The French invaded northern Italy in March 1796, and Genoa was not spared. The Paganinis sought refuge in their country property in Romairone, near Bolzaneto. It was in this period that Paganini is thought to have developed his relationship with the guitar. He mastered the guitar, but preferred to play it in exclusively intimate, rather than public concerts. He later described the guitar as his "constant companion" on his concert tours. By 1800, Paganini and his father traveled to Livorno, where Paganini played in concerts and his father resumed his maritime work. In 1801, the 18-year-old Paganini was appointed first violin of the Republic of Lucca, but a substantial portion of his income came from freelancing. His fame as a violinist was matched only by his reputation as a gambler and womanizer.
Paganini's travels also brought him into contact with eminent guitar virtuosi of the day, including Ferdinando Carulli in Paris and Mauro Giuliani in Vienna. But this experience did not inspire him to play public concerts with guitar, and even performances of his own guitar trios and quartets were private to the point of being behind closed doors.
Paganini met Berlioz in Paris, and was a frequent correspondent as a penfriend. He commissioned a piece from the composer, but was not satisfied with the resultant four-movement piece for orchestra and viola obbligato, Harold en Italie. He never performed it, and instead it was premiered a year later by violist Christian Urhan. He did however write his own Sonata per Gran Viola Op. 35 with orchestra or guitar accompaniment. Despite his alleged lack of interest in Harold, Paganini often referred to Berlioz as the resurrection of Beethoven and, towards the end of his life, he gave large sums to the composer. They shared an active interest in the guitar, which they both played and used in compositions. Paganini gave Berlioz a guitar, which they both signed on its sound box.
Other instruments associated with Paganini include the Antonio Amati 1600, the Nicolò Amati 1657, the Paganini-Desaint 1680 Stradivari, the Guarneri-filius Andrea 1706, the Le Brun 1712 Stradivari, the Vuillaume c. 1720 Bergonzi, the Hubay 1726 Stradivari, and the Comte Cozio di Salabue 1727 violins; the Countess of Flanders 1582 da Salò-di Bertolotti, and the Mendelssohn 1731 Stradivari violas; the Piatti 1700 Goffriller, the Stanlein 1707 Stradivari, and the Ladenburg 1736 Stradivari cellos; and the Grobert of Mirecourt 1820 guitar. Four of these instruments were played by the Tokyo String Quartet.
Of his guitars, there is little evidence remaining of his various choices of instrument. The aforementioned guitar that he gave to Berlioz is a French instrument made by one Grobert of Mirecourt. The luthier made his instrument in the style of René Lacôte, a more well-known Paris-based guitar-maker. It is preserved and on display in the Musée de la Musique in Paris.
Of the guitars he owned through his life, there was an instrument by Gennaro Fabricatore that he had refused to sell even in his periods of financial stress, and was among the instruments in his possession at the time of his death.

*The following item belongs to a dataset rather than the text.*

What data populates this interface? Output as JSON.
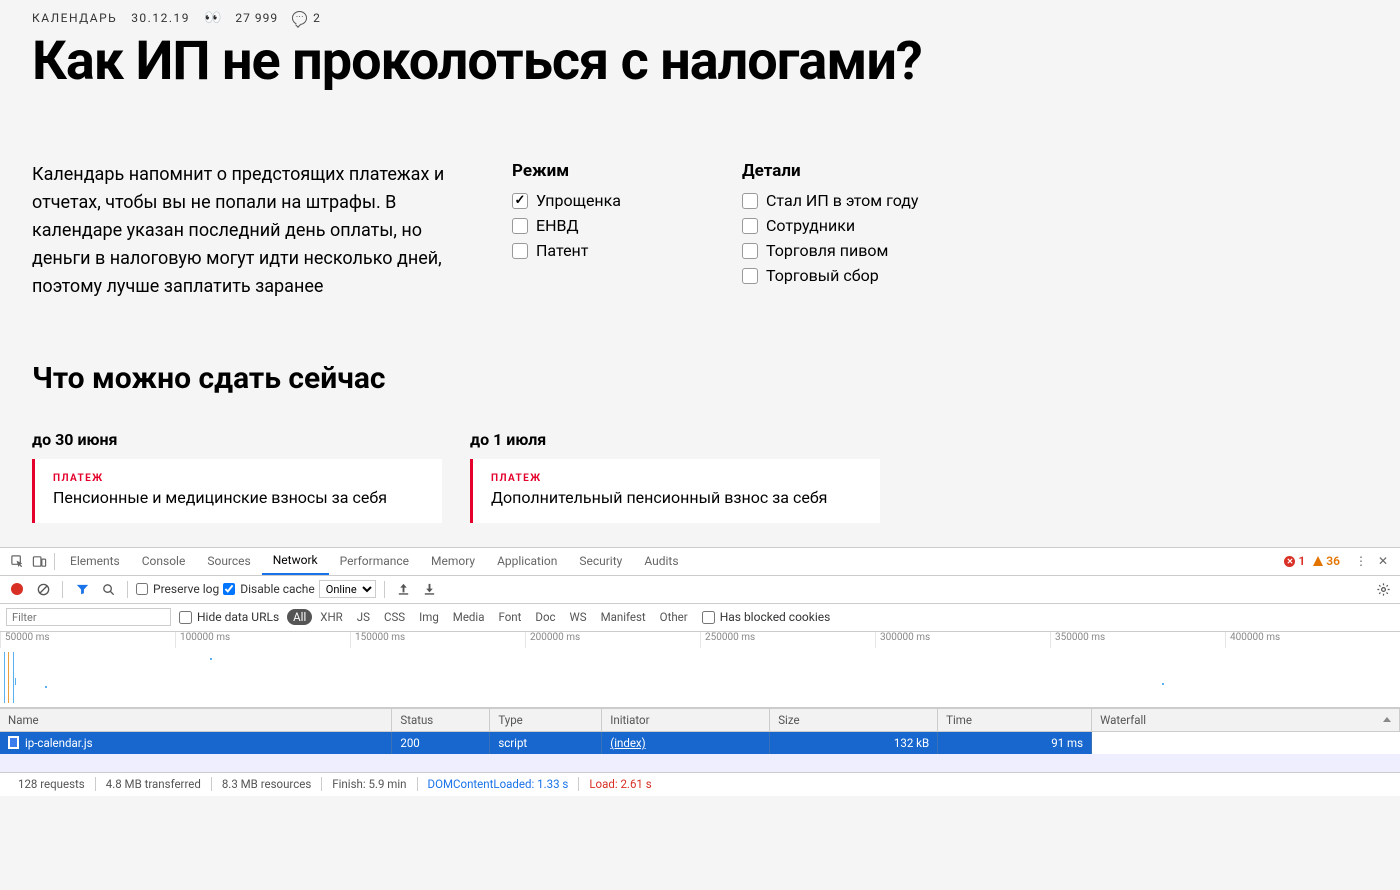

There is an unsubstantiated rumour that he also played Stauffer guitars; he may certainly have come across these in his meetings with Giuliani in Vienna.
Paganini composed his own works to play exclusively in his concerts, all of which profoundly influenced the evolution of violin technique. His 24 Caprices were likely composed in the period between 1805 and 1809, while he was in the service of the Baciocchi court. Also during this period, he composed the majority of the solo pieces, duo-sonatas, trios and quartets for the guitar, either as a solo instrument or with strings. These chamber works may have been inspired by the publication, in Lucca, of the guitar quintets of Boccherini. Many of his variations, including Le Streghe, The Carnival of Venice, and Nel cor più non-mi sento, were composed, or at least first performed, before his European concert tour.
However, his works were criticized for lacking characteristics of true polyphonism, as pointed out by Eugène Ysaÿe. Yehudi Menuhin, on the other hand, suggested that this might have been the result of his reliance on the guitar in lieu of the piano as an aid in composition. The orchestral parts for his concertos were often polite, unadventurous, and clearly supportive of the soloist. In this, his style is consistent with that of other Italian composers such as Giovanni Paisiello, Gioachino Rossini and Gaetano Donizetti, who were influenced by the guitar-song milieu of Naples during this period.
Learning classical guitar songs is one of the best and easiest ways to quickly go from sounding like an amateur guitarist to impressing yourself and others with your fingerstyle finesse and mastery of multiple fingerboard positions. Classical guitars are more affordable now than ever, and if you want to gain confidence on the guitar and prove to yourself that you can create beautiful music on six strings, I recommend picking a few of these beginner classical guitar songs and practicing them to perfection. 2b1af7f3a8